The more things change in the automotive industry, the more things remain the same. The fact of the matter is 84% of shoppers still want a test-drive of their vehicle of interest before making a purchase. That’s right, only 1/6 shoppers is currently willing to fore-go the test-drive! A sales appointment is a critical component of your sales cycle whether you know it or not.

So, what’s your BDC team doing to get more appointments this month? And what is an appointment worth to your store? By calculating what an appointment is worth, you can start to put goal posts up for how to treat your prospects. 

Calculating What a Sales Appointment Is Worth

Now that we know how important it is to calculate the value of appointment to your store let’s show you the math:
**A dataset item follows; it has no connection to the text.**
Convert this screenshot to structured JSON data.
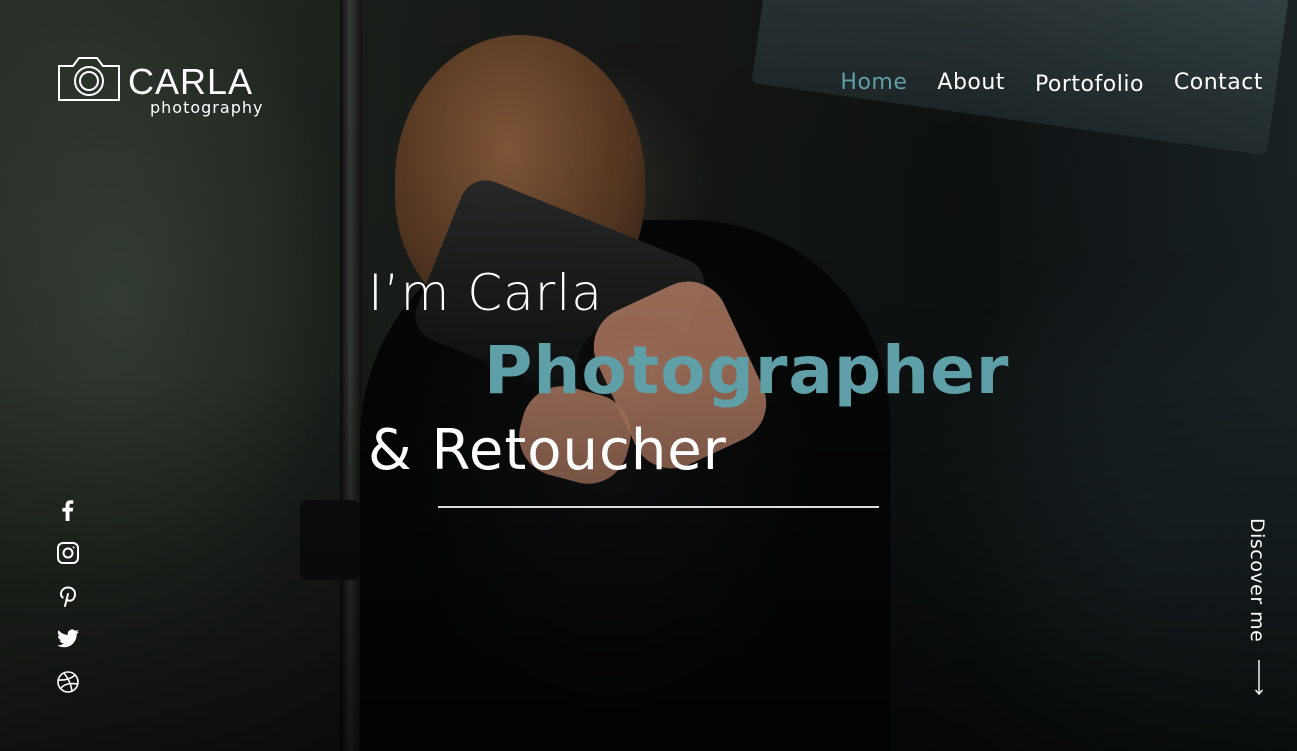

Value of a New Car Appointment =

Total Gross Profit On New Cars That Had Set Appointments 
Total New Car Appointments

Value of a Used Car Appointment =

Total Gross Profit On Used Cars That Had Set Appointments
Total Used Car Appointments

Example: Optimizing Your Lead Mix For Performance

Let’s use an example “optimization instance”: Make a copy to follow along

Please make a copy to better see this example play out

Every dealership has different sources and tools they use to generate appointments. The key here is understanding their performance and ROI differences. From there, we can start to make intelligent decisions about optimizing our setup. In our example above, we list out all our tools like website providers and on-site widgets and also lead sources.

At the top, in green, we see the total cost, total appointments, and all the aggregated numbers. We can see with this dealership, their average cost per appointment is ~$90. Close rate on appointments is the other thing to look out for. Theirs sitting at 10% average. With these couple of KPIs in mind, we can start comparing which sources have the lowest cost per appointment and most ROI. We’ll explain both.

Calculating Cost of Sales Appointment

For cost per appointment, we simply divide the total cost by the number of appointments generated. While appointments that are cheap look awesome, sometimes the close rates on them are horrendous. Please watch out for this! We can see in the instance above, there are only 2 sources that are under the average $90 /appointment. Usually, this is something to be suspicious about.

Once we understand what our cost per appointment is by source, it’s important to calculate how much value was generated. Once we’ve got these two things, we can calculate the ROI, and start making some real moves. So how do we get the value of an appointment? First, we have to start off with our Gross Profit. Once you know the gross profit on new car appointments you simply divide that by the number of appointments you got. You’ll get your average value per appointment from this calculation, in our case $430, and you can use that number as a proxy for the value of an appointment moving forward.

Making Moves Based On Sales Appointments

To wrap this all up, we’re now to the point where we can make educated decisions about cutting or doubling down on sources. Use your averages as goalposts, and try to level up your mix by cutting out low performers. In our case, Lead sources #2 and #3 fell below the line and should be either renegotiated or terminated.

If you’re still reading, thank you for sticking with it. We hope you’ve got a good feel for how to analyze your sources now and improve performance as soon as today. If you’ve got any questions about how this analysis can be done for your operation, give us a call. We’d love to chat with you about best practices and answer any of your questions!

Leave a Reply

Your email address will not be published. Required fields are marked *

You may use these HTML tags and attributes: <a href="" title=""> <abbr title=""> <acronym title=""> <b> <blockquote cite=""> <cite> <code> <del datetime=""> <em> <i> <q cite=""> <s> <strike> <strong>